Ride the Seattle Streetcar

Good video of the Seattle Streetcar from Streetfilms.


Anonymous said...

Now the Cincinnati Streetcar's opponents will have to explain-away Seattle's success with its streetcars. Like it's not really happening.

CityKin said...

^Heck, some will still be trying to explain-away Cincinnati's success in 5 years.

Randy Simes said...

Wow...streetcars, monorail, light rail, articulated buses, and real-time arrival. It's just amazing how far behind we are in terms of these kinds of systems.

It's no coincidence that places like Seattle are continuing to bolster their stock of highly paid, highly educated, and highly talented jobs.

Human capital is the new frontier for America's next wave of boomtowns. Will Cincinnati be on board? I'm not so sure, but I think we certainly could be.

Randy Simes said...

I just posted some expanded thoughts of my own on UrbanCincy. Great find, and thanks for sharing.


CityKin said...

Randy, I really liked your Charlotte post.

kid-cincy said...

Fun Google facts!

Cost to build: $52M
Who paid?
Property owners along route: 27M
Feds (i.e. rest of country): 15M
State of Washington: 3M (the 3 million people who don't live in Seattle area got off easy, only .50 each!)
Other funding: 8.5M

Yearly operation costs: 2M
First year paid ridership: about 700K

I'll be more inclined to support the streetcar here when they get local property owners on the route to pony up half the cost. But we all know that's never going to happen.

You know what, I just wish that the streetcar supporters would be honest, and say "I really want the streetcar because I think it would be neat / cool / whatever, and I like it so much I think everyone in the city should pay for it." But can we stop with the comparisons to other cities? Unless the other city is a relatively small midwestern city, building a streetcar from an undeveloped part of downtown to an overall rundown part near downtown, the comparison is not valid. I'd like to see OTR redeveloped as much as the next guy. Heck, I used to live down there about 15 years ago. I like what I see along Vine St -- way, way better than it was even 5 years ago. A lot of private people / companies are investing major bucks in rebuilding down there. I hope to see more of that. But when city streets near my neighborhood (I live just outside the city line) go untouched for a week after a semi-major snow / ice storm, I just don't see how it is even remotely possible to ask people to support the building and operation of the streetcar.
End Rant.

CityKin said...

^why are only midwestern cities comparable?

It is a real modern transportation system with real results. I do not want it because it is "neat and cool". This is about real numbers, real development, real transportation.

And property owners will be paying more... a lot more in property taxes.

Quimbob said...

"I'll be more inclined to support the streetcar here when they get local property owners on the route to pony up half the cost."
They are.
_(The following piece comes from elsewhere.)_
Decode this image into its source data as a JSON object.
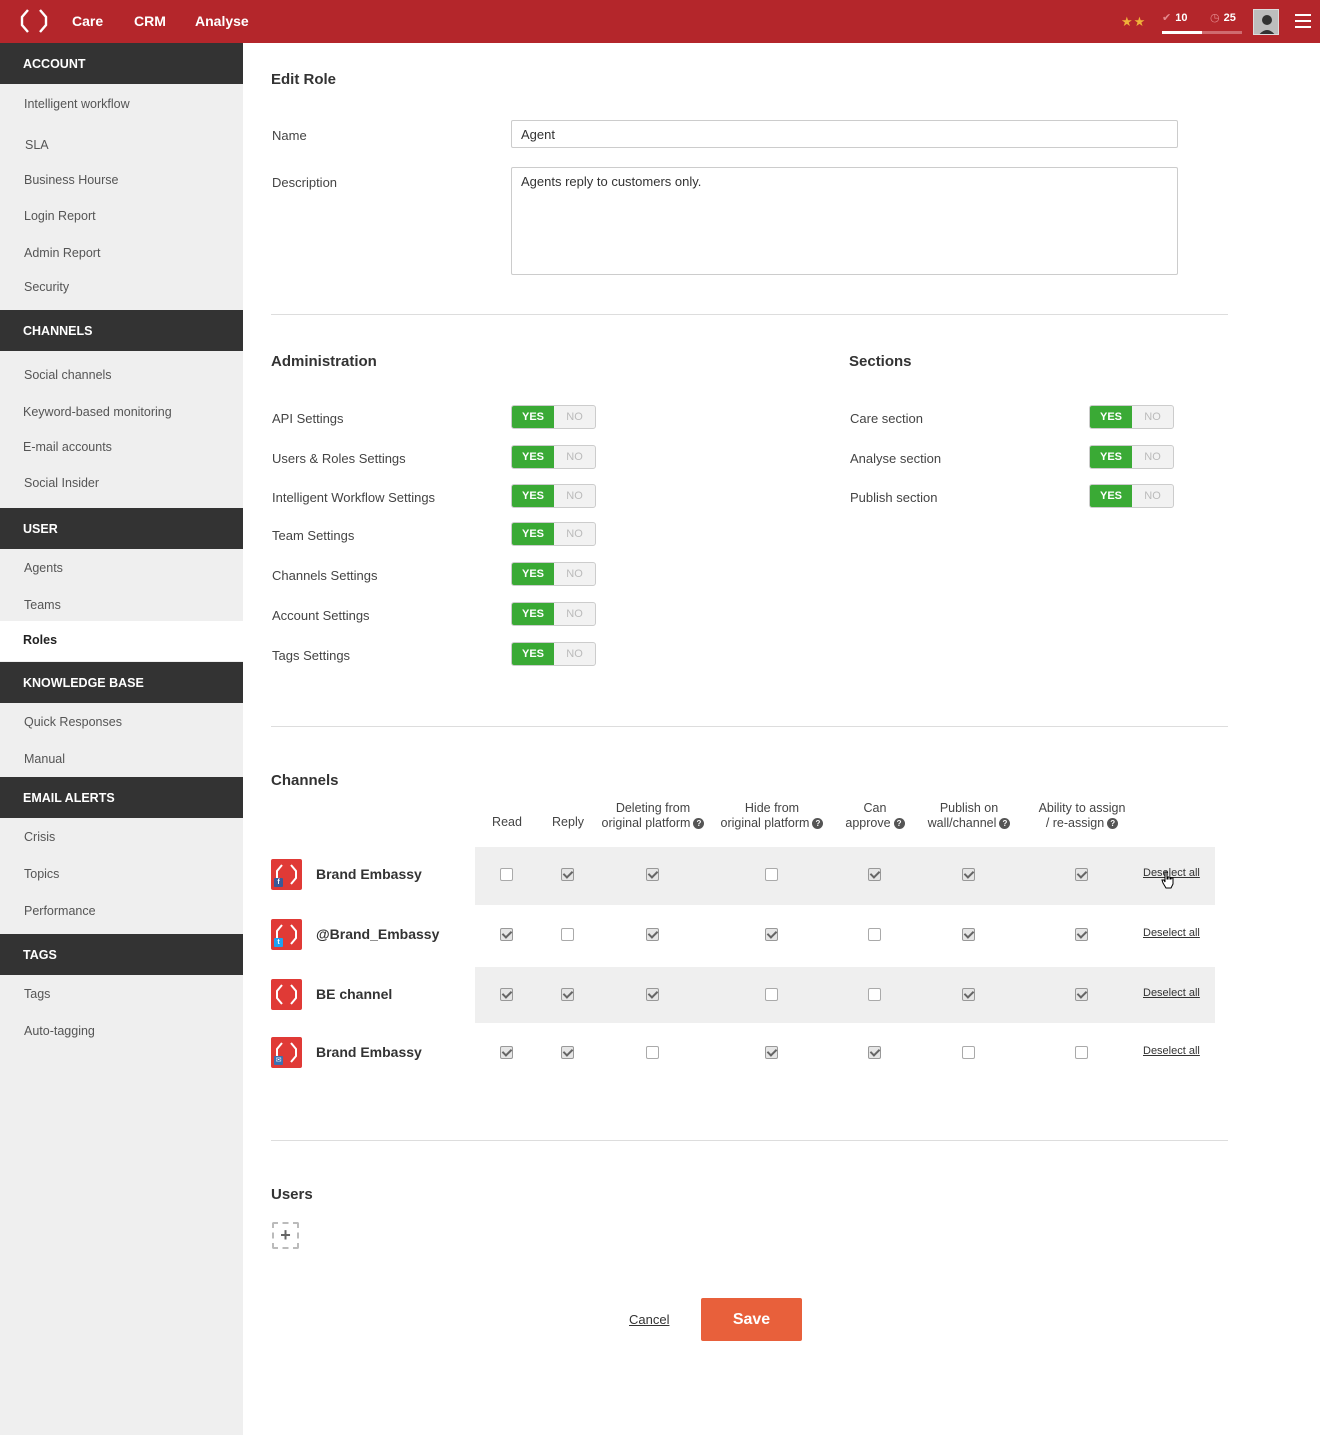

That's the TIF part.

Mark Miller said...

The only funding proposal (pg 25) I've seen called for $25 million in TIF, but that was back when it was a $128 million project, so TIF was only planned to be less than 1/5th of the budget.

I've studied the City's TIF districts and I frankly don't see how they're going to come up with even that much. The current route is limited to blocks where development is either already complete or well under way. There just isn't going to be a lot of property appreciation attributable to the streetcar. Plus on most of those blocks, the tax increment is already spoken for. The stadia, Banks, and NURFC all captured TIF money to fund their capital costs. Same for the crystal penis, Findlay Market, and all the stuff 3CDC is doing. It's going to take some awfully smooth talking to get those folks to surrender a portion of their existing TIF claims to fund the streetcar.

If they ran the thing through some areas that are very underdeveloped like Pendleton and the 4th St arts district, then the TIF contribution could be dramatically higher. And the rest of the City's taxpayers wouldn't be so resistant.

Until these obvious shortcomings in the route are corrected, allowing the majority of the cost to be borne by the primary users, I'm afraid the streetcar won't survive a public vote.

Anonymous said...

Mr. Miller, could you please explain the route changes that could be made that would allow the situation you described below to occur?

"Tax increment financing is well established in the project area, but provides minimal funding, due to poor route selection explained above. This is the primary source of the vast disparity between payers and beneficiaries. Proper route selection would allow most project costs to be paid for out of real property appreciation in the area served, the residents of which are also the primary beneficiaries."

Anonymous said...

No one I know is trying to use the streetcar to remake Cincinnati into some kind of West Coast hipster enclave.

The people in this video look like Cincinnatians to me, normal people going about the everyday tasks of life, choosing to get around by means other than driving.